Stallion Springs PAL Judo Club classes are held at the Stallion Springs Rec Center on Monday and Wednesday evenings from 6:30 PM to 8:00 PM.
Head Sensei: John Oglesby.
Renewals: first semester (JAN – MAY) $50.00; second semester (AUG – DEC) $40.00; which averages $10.00 per month for training (8 classes each month).
Fees for new students: $75.00. This includes the first 3 months training and a judogi (uniform).
Stallion Springs judo is on the map with the USJA. Check out the latest online issue of Growing Judo. There is a profile of our club with a group photo of most of the members. There is also an article that I wrote for the magazine on Talent Development in Young People, along with photos of several members.
Introduction to Judo
Stallion Springs PAL Judo Club began in January 1998 as the Tehachapi Valley Judo Club. In 2003, it became part of the Stallion Springs Police Activities League (PAL) program and has been in the current location since the gym was opened in 2006. The club has produced four black belts; placed at the Nationals and California state championships; and won several Gold medals the the Silver State (NV) championships.
Stallion Judo is a USJA club (United States Judo Association)
What is Judo?
Judo is an internationally recognized sport and the first martial art to be accepted into the Olympic Games in 1964.
Judo is a relatively inexpensive activity that can be practiced by almost anyone, recreationally at the club level, or as a competitive sport. Judo is an excellent form of exercise for all ages allowing the individual to set their own pace and limitations. Judo is a martial art and fighting sport, but the combination of carefully selected techniques and strict rules limit the possibility of injury. Beginners are taught to roll and fall correctly before being taught how to throw or grapple. So while judo can be practiced at any age, and every effort is made to make it a safe and enjoyable activity, it is still a contact sport where minor bumps and bruises are inevitable.
As a competitive sport, judo offers the opportunity to progress from local and state tournaments to national and international competition. With diligent training, and an aptitude for judo, it takes about a year to begin competing at the local level. At tournaments competitors are divided by age, weight and skill level. There are divisions for juniors (5 to 12 years), intermediates (13 to 16 years), seniors (17+ years) and masters (40+ and 50+ years).

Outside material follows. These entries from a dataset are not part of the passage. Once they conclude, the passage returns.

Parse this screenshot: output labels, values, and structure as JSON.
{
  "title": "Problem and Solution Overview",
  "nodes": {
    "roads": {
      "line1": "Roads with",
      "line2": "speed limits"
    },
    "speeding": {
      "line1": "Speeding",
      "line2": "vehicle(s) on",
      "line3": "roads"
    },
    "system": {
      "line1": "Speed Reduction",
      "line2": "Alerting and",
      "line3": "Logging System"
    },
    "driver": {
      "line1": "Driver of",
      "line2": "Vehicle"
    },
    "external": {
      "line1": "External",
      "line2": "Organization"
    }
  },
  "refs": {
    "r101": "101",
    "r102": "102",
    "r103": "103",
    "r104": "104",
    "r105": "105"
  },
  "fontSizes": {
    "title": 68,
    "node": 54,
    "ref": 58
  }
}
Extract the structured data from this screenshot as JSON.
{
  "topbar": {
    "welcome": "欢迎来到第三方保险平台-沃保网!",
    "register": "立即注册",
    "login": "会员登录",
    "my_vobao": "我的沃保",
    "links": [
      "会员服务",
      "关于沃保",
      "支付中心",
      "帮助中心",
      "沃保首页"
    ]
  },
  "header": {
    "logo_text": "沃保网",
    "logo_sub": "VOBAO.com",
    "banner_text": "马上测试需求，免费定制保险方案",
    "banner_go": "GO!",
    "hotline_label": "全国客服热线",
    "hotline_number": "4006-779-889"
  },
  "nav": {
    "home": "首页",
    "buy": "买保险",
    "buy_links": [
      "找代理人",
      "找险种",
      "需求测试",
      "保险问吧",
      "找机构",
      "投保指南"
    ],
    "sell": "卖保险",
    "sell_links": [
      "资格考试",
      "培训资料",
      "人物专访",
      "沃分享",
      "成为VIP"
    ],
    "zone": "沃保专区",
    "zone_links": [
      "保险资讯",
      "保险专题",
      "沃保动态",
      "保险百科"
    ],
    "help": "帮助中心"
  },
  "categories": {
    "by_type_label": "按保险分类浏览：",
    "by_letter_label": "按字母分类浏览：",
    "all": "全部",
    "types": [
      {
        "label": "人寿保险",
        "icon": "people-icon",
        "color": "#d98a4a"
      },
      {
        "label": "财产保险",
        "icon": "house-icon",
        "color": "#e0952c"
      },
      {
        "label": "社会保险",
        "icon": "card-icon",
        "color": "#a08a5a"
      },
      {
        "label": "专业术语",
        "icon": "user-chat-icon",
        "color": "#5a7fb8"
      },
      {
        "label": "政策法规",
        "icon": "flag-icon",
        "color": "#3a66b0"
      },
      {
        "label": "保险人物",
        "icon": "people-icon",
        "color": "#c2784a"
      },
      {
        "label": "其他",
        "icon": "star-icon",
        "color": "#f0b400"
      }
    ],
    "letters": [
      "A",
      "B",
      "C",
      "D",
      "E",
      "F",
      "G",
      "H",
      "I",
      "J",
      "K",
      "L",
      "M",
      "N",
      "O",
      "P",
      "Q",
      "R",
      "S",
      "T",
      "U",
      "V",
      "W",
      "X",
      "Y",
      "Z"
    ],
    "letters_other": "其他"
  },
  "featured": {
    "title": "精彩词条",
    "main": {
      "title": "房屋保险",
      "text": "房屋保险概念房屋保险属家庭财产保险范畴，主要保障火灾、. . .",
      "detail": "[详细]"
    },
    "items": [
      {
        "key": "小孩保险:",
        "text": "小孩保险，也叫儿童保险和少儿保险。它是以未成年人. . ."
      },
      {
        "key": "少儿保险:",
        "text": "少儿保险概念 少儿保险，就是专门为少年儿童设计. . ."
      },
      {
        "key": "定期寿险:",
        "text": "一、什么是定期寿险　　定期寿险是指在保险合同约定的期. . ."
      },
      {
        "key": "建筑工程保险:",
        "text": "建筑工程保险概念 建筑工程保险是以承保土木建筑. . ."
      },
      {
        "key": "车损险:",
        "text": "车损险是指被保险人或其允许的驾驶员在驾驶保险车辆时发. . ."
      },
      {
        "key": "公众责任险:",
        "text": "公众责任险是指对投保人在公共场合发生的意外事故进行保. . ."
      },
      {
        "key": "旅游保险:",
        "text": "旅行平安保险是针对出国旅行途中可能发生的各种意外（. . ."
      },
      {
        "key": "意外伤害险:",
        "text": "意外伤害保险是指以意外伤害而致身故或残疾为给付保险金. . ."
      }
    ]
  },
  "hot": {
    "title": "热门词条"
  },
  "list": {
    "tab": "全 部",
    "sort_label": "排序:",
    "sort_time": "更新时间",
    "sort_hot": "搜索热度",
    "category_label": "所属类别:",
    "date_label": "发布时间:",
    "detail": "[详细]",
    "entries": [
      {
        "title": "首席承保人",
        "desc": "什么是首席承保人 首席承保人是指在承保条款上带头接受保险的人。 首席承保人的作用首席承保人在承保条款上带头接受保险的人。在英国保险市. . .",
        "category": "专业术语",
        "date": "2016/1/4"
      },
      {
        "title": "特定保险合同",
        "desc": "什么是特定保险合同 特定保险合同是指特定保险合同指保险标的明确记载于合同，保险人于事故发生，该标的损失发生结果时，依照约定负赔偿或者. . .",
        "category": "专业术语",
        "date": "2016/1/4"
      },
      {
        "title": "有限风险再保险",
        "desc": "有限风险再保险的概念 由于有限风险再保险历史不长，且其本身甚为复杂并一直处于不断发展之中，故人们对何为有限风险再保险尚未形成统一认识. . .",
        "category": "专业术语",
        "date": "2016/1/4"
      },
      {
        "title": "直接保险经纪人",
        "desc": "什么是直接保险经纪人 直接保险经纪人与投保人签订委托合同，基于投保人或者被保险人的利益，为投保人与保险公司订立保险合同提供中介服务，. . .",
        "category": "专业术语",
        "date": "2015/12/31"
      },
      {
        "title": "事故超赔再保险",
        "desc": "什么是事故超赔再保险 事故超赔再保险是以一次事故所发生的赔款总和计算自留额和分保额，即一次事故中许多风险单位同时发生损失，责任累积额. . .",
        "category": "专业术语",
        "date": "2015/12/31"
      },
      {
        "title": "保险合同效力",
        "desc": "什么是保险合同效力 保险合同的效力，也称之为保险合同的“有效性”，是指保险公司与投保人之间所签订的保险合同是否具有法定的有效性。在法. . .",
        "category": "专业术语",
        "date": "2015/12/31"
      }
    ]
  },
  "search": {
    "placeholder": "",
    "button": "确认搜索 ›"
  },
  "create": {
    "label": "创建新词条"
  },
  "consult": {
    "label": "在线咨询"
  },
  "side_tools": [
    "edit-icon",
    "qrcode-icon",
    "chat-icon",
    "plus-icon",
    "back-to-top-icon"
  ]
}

A judo player is called a judoka; the uniform is a judogi; the training hall is a dojo; and the instructor is addressed as Sensei. The belt colors run white, yellow, orange, green, blue, purple, brown, black.
The Benefits of Judo
Apart from being a martial art, judo is an excellent form of physical training that balances core strength with speed, agility and flexibility. Discipline, self-confidence and respect for others are also key elements of judo training.
For beginners and junior judokas, aged 5 to 16 years, judo develops concentration, balance and coordination in a safe and controlled environment. It also helps to build
confidence through learning new physical skills,
such as rolling, falling, throwing and
Even though judo has no striking or kicking techniques, it is still a viable form of self defense. More importantly, judo develops a level of self-confidence and situational awareness that helps in recognizing and then avoiding confrontations.
Judo was developed in Japan, in 1882, by Dr. Jigoro Kano, a progressive educator and sportsman. His goal was to turn the fighting art of ju jitsu into a sport with broad appeal.
His first school (dojo) was the Kodokan, which is in Tokyo, and has over a million visitors each year.
Kodokan Judo has several underpinning principles and philosophies emphasizing moral and spiritual development through physical training. These include “maximum efficiency – minimum effort” and “mutual welfare and benefit.”
Even though judo grew out of ancient martial arts, modern judo has embraced the latest advances in sports physiology, physical education, coaching, and teaching methodologies.
Grassroots judo is managed by two national bodies, the United States Judo Association (www.USJA-judo.org) and the United States Judo Federation (www.USJF.com). The US National Judo Team is managed by USA Judo (www.usjudo.org), and international competition by the International Judo Federation (IJF).
For more information about judo, go to www.JudoInfo.com or one of the above web pages.